[[ INFORMATION SHOWN open ]]

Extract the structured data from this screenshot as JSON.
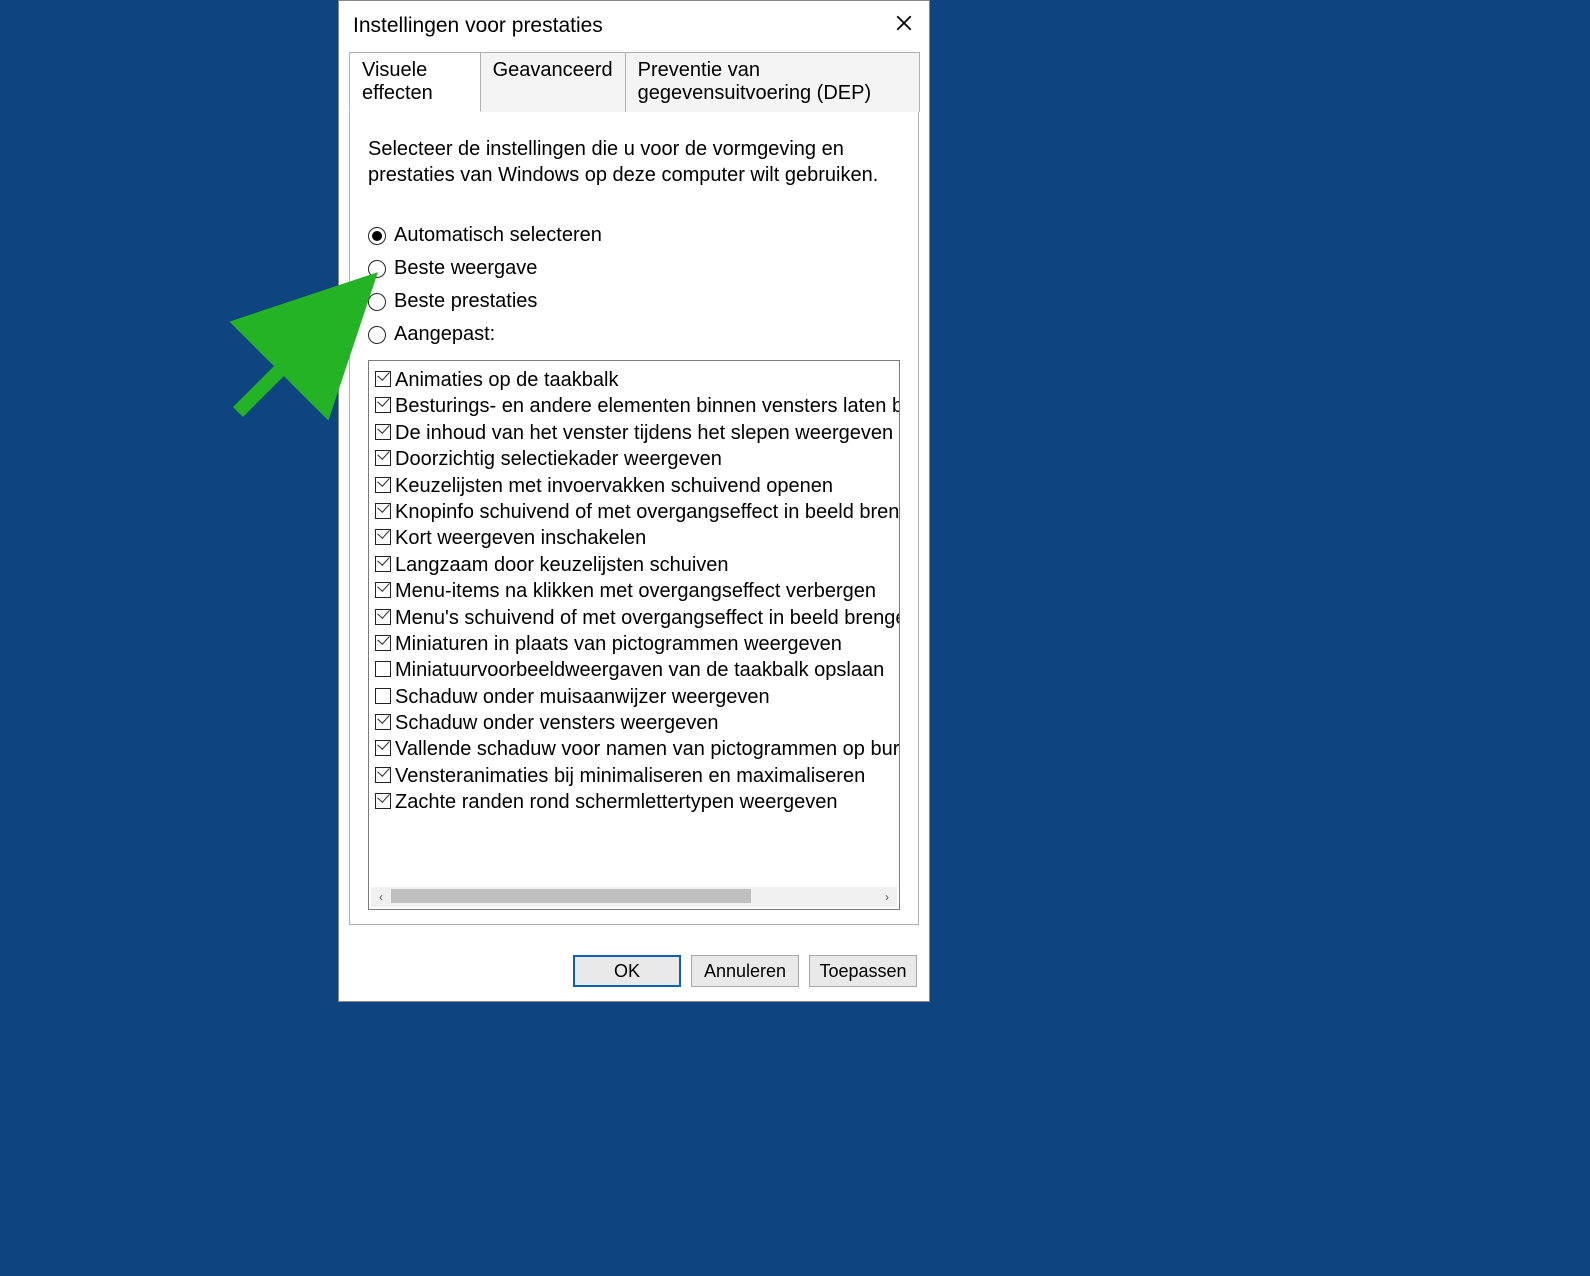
{
  "dialog": {
    "title": "Instellingen voor prestaties",
    "tabs": [
      "Visuele effecten",
      "Geavanceerd",
      "Preventie van gegevensuitvoering (DEP)"
    ],
    "active_tab": 0,
    "intro": "Selecteer de instellingen die u voor de vormgeving en prestaties van Windows op deze computer wilt gebruiken.",
    "radios": [
      {
        "label": "Automatisch selecteren",
        "selected": true
      },
      {
        "label": "Beste weergave",
        "selected": false
      },
      {
        "label": "Beste prestaties",
        "selected": false
      },
      {
        "label": "Aangepast:",
        "selected": false
      }
    ],
    "options": [
      {
        "label": "Animaties op de taakbalk",
        "checked": true
      },
      {
        "label": "Besturings- en andere elementen binnen vensters laten bewe",
        "checked": true
      },
      {
        "label": "De inhoud van het venster tijdens het slepen weergeven",
        "checked": true
      },
      {
        "label": "Doorzichtig selectiekader weergeven",
        "checked": true
      },
      {
        "label": "Keuzelijsten met invoervakken schuivend openen",
        "checked": true
      },
      {
        "label": "Knopinfo schuivend of met overgangseffect in beeld brengen",
        "checked": true
      },
      {
        "label": "Kort weergeven inschakelen",
        "checked": true
      },
      {
        "label": "Langzaam door keuzelijsten schuiven",
        "checked": true
      },
      {
        "label": "Menu-items na klikken met overgangseffect verbergen",
        "checked": true
      },
      {
        "label": "Menu's schuivend of met overgangseffect in beeld brengen",
        "checked": true
      },
      {
        "label": "Miniaturen in plaats van pictogrammen weergeven",
        "checked": true
      },
      {
        "label": "Miniatuurvoorbeeldweergaven van de taakbalk opslaan",
        "checked": false
      },
      {
        "label": "Schaduw onder muisaanwijzer weergeven",
        "checked": false
      },
      {
        "label": "Schaduw onder vensters weergeven",
        "checked": true
      },
      {
        "label": "Vallende schaduw voor namen van pictogrammen op bureau",
        "checked": true
      },
      {
        "label": "Vensteranimaties bij minimaliseren en maximaliseren",
        "checked": true
      },
      {
        "label": "Zachte randen rond schermlettertypen weergeven",
        "checked": true
      }
    ],
    "buttons": {
      "ok": "OK",
      "cancel": "Annuleren",
      "apply": "Toepassen"
    },
    "scroll_arrows": {
      "left": "‹",
      "right": "›"
    }
  },
  "annotation_arrow": {
    "color": "#24b324"
  }
}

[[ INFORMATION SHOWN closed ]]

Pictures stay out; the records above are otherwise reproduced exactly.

ANSWER SECTION:
Extract the structured data from this screenshot as JSON.
{
  "dialog": {
    "title": "Instellingen voor prestaties",
    "tabs": [
      "Visuele effecten",
      "Geavanceerd",
      "Preventie van gegevensuitvoering (DEP)"
    ],
    "active_tab": 0,
    "intro": "Selecteer de instellingen die u voor de vormgeving en prestaties van Windows op deze computer wilt gebruiken.",
    "radios": [
      {
        "label": "Automatisch selecteren",
        "selected": true
      },
      {
        "label": "Beste weergave",
        "selected": false
      },
      {
        "label": "Beste prestaties",
        "selected": false
      },
      {
        "label": "Aangepast:",
        "selected": false
      }
    ],
    "options": [
      {
        "label": "Animaties op de taakbalk",
        "checked": true
      },
      {
        "label": "Besturings- en andere elementen binnen vensters laten bewe",
        "checked": true
      },
      {
        "label": "De inhoud van het venster tijdens het slepen weergeven",
        "checked": true
      },
      {
        "label": "Doorzichtig selectiekader weergeven",
        "checked": true
      },
      {
        "label": "Keuzelijsten met invoervakken schuivend openen",
        "checked": true
      },
      {
        "label": "Knopinfo schuivend of met overgangseffect in beeld brengen",
        "checked": true
      },
      {
        "label": "Kort weergeven inschakelen",
        "checked": true
      },
      {
        "label": "Langzaam door keuzelijsten schuiven",
        "checked": true
      },
      {
        "label": "Menu-items na klikken met overgangseffect verbergen",
        "checked": true
      },
      {
        "label": "Menu's schuivend of met overgangseffect in beeld brengen",
        "checked": true
      },
      {
        "label": "Miniaturen in plaats van pictogrammen weergeven",
        "checked": true
      },
      {
        "label": "Miniatuurvoorbeeldweergaven van de taakbalk opslaan",
        "checked": false
      },
      {
        "label": "Schaduw onder muisaanwijzer weergeven",
        "checked": false
      },
      {
        "label": "Schaduw onder vensters weergeven",
        "checked": true
      },
      {
        "label": "Vallende schaduw voor namen van pictogrammen op bureau",
        "checked": true
      },
      {
        "label": "Vensteranimaties bij minimaliseren en maximaliseren",
        "checked": true
      },
      {
        "label": "Zachte randen rond schermlettertypen weergeven",
        "checked": true
      }
    ],
    "buttons": {
      "ok": "OK",
      "cancel": "Annuleren",
      "apply": "Toepassen"
    },
    "scroll_arrows": {
      "left": "‹",
      "right": "›"
    }
  },
  "annotation_arrow": {
    "color": "#24b324"
  }
}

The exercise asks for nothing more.